|FBI: Two arrested in N.Y. in $100 million Ponzi scheme||| Print ||
|Written by FRANK ELTMAN, Associated Press|
|Thursday, 01 August 2013 12:12|
CENTRAL ISLIP, N.Y. (AP) — A New York investment fund manager and his brother-in-law, a real estate developer, were arrested Thursday on charges they ran a multimillion-dollar Ponzi scheme that siphoned investors' money in order to finance the men's interest in an eastern Long Island resort, prosecutors said.
Among the bilked investors was an unnamed volunteer fire department on Long Island, which lost $600,000, court papers said.
Brian R. Callahan, 43, and Adam J. Manson, were arrested Thursday at their homes, according to an FBI spokeswoman. The men were charged in a 24-count indictment unsealed in U.S. District Court in Central Islip with wire fraud, securities fraud and conspiracy to commit securities fraud. They were scheduled to be arraigned later Thursday. Their attorneys' names were not immediately available.

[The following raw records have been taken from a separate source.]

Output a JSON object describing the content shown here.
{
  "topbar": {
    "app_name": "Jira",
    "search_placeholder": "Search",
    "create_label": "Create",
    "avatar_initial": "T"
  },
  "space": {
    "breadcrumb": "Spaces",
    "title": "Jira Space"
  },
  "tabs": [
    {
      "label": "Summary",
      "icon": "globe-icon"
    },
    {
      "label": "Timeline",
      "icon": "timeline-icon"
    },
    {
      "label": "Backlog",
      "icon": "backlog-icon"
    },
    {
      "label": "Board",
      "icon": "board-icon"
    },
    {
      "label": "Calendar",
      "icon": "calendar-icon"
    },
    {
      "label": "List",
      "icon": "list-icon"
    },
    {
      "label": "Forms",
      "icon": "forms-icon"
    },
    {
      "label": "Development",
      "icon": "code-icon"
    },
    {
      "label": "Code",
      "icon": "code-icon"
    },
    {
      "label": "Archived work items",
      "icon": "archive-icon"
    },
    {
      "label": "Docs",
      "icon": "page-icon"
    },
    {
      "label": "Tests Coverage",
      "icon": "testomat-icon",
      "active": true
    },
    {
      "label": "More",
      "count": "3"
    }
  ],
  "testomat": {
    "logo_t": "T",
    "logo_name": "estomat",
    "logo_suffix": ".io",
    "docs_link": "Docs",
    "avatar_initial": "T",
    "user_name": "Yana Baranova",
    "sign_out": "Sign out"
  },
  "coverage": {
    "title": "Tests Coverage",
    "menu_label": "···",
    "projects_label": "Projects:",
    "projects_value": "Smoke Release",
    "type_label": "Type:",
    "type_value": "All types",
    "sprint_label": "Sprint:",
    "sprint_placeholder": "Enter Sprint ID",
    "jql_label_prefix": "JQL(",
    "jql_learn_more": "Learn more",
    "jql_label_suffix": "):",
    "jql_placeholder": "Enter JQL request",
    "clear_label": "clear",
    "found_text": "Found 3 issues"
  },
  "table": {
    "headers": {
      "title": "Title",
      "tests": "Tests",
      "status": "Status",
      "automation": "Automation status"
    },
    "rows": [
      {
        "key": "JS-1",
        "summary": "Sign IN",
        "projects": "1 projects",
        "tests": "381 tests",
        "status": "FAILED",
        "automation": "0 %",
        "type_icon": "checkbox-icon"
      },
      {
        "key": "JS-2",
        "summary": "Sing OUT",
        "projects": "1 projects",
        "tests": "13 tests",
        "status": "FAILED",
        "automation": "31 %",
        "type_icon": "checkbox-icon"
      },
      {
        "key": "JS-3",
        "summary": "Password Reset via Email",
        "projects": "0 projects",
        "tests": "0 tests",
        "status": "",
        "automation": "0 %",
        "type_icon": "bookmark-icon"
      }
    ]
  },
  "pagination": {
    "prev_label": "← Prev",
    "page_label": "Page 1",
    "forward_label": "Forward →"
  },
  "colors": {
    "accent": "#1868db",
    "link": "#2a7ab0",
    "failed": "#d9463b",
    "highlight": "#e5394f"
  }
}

Callahan, Manson and Callahan's wife, Sheri Manson Callahan, were named in a 2012 Securities and Exchange Commission complaint related to the same scheme. Sheri Manson Callahan was not named in the federal criminal indictment unsealed Thursday.
Callahan raised more than $118 million from at least 40 investors between 2006 and 2012, federal prosecutors say. Despite assuring the investors the money would be invested in mutual funds, hedge funds and other securities, Callahan "siphoned off" about $96 million, prosecutors said.
Some of the money was used to purchase the Panoramic View, described in court papers as "an unprofitable 117-unit beachfront resort and residence development in Montauk, N.Y." The resort, on the far eastern tip of Long Island, is co-owned by Manson, who is accused of lying to an auditor looking into Callahan's investment funds, allegedly providing fake documents, bogus promissory notes and doctored balance sheets.
Callahan is also accused of using some proceeds from the alleged scheme to keep the Ponzi scheme afloat by making partial payments to early investors. He also purchased luxury items, including expensive cars and homes in Old Westbury and Westhampton, N.Y., prosecutors said.
He also allegedly sent fake account statements to investors claiming their investments were performing well.
If convicted, the defendants could face a maximum sentence of 20 years and a millions of dollars in fines. Prosecutors also said they intend to commence forfeiture proceedings on the Panoramic View resort, as well as Callahan's Old Westbury residence and Manson's beachfront condominium in Westhampton.
Copyright 2013 The Associated Press.